In addition to their many uses in agriculture and biology, copper salts have an astonishing variety of industrial uses, chiefly of a specialised nature, and there is hardly an industry which does not have some small use for them. The following pages briefly describe a few of the more important copper compounds and list some of their uses with particular reference to copper sulphate.
It is worth noting that copper is an indispensable constituent of all living tissues and is essential for the normal growth and well being of plants and animals. Where it is lacking it has to be supplied. The minute quantities of copper needed for human health are usually obtained through the normal intake of food and water.
Copper and its compounds are not toxic like some other metals, such as lead or mercury. There are no records of any occupational diseases attributable to copper among people who have worked for many years with the metal or its salts. Indeed it has sometimes been said that such people often appear healthier and generally suffer less from colds and other ailments. Copper bangles and other adornments are reputed to relieve and prevent rheumatic pains. Copper water storage vessels, copper kettles and copper cooking pans have been used for generations.
- General Uses
To trace the history of copper compounds it would be necessary to go back much further than the fourth millennium BC.
- Agricultural Uses
Copper compounds have their most extensive employment in agriculture where the first recorded use was in 1761
- Copper Sulphate
Copper sulphate, blue stone, blue vitriol are all common names.
- Copper Sulfate's Role in Agriculture
Copper sulphate has many agricultural uses but the following are the more important ones.
- Other Copper Compounds
Basic copper acetate (verdigris) was at one time made in France

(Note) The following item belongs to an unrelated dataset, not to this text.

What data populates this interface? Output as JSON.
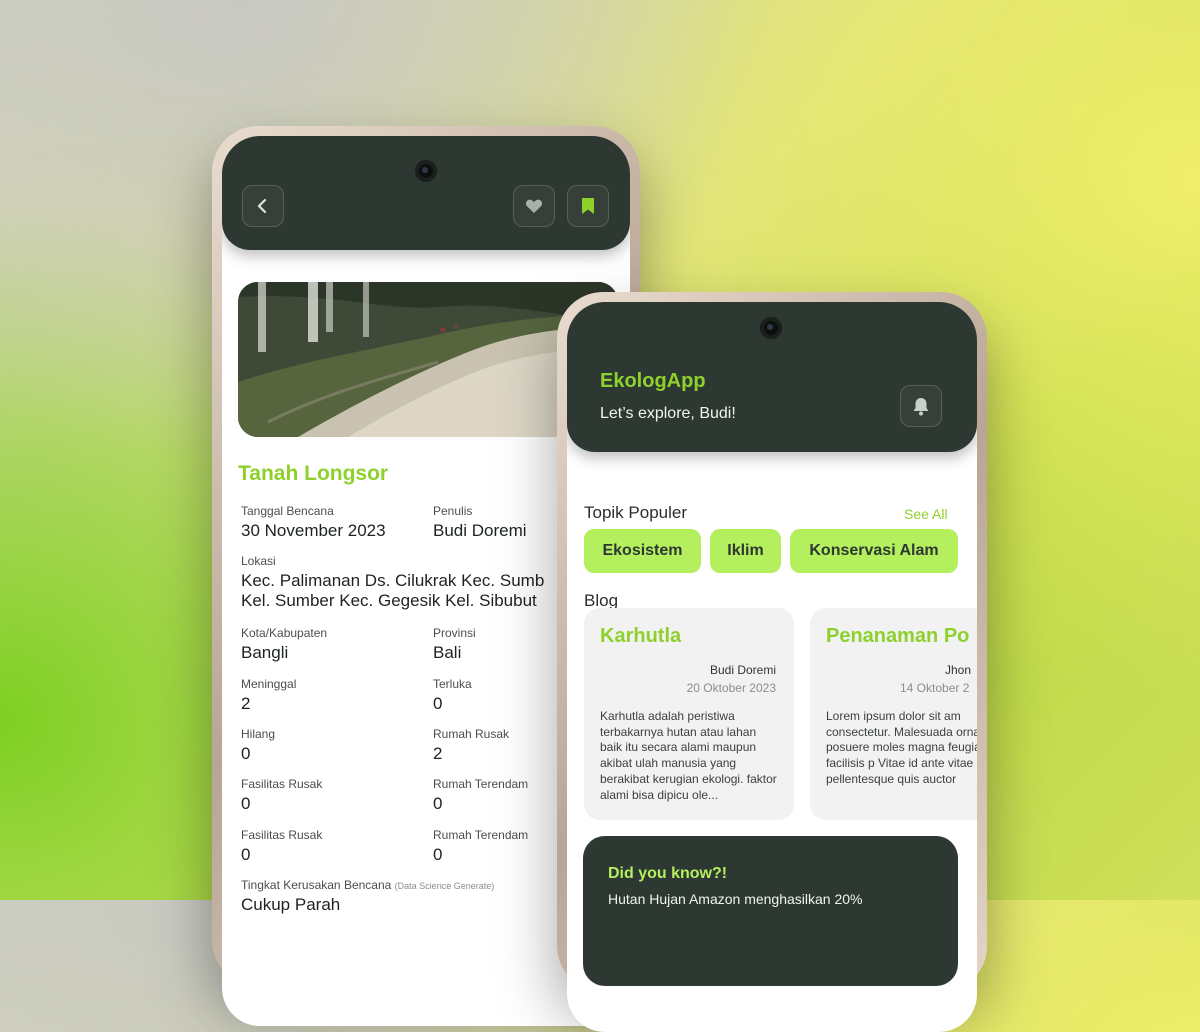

- Table A: Uses of Copper Sulphate
Uses of copper sulphate
- Table B: Copper Fungicides
Plant diseases amenable to control by copper fungicides.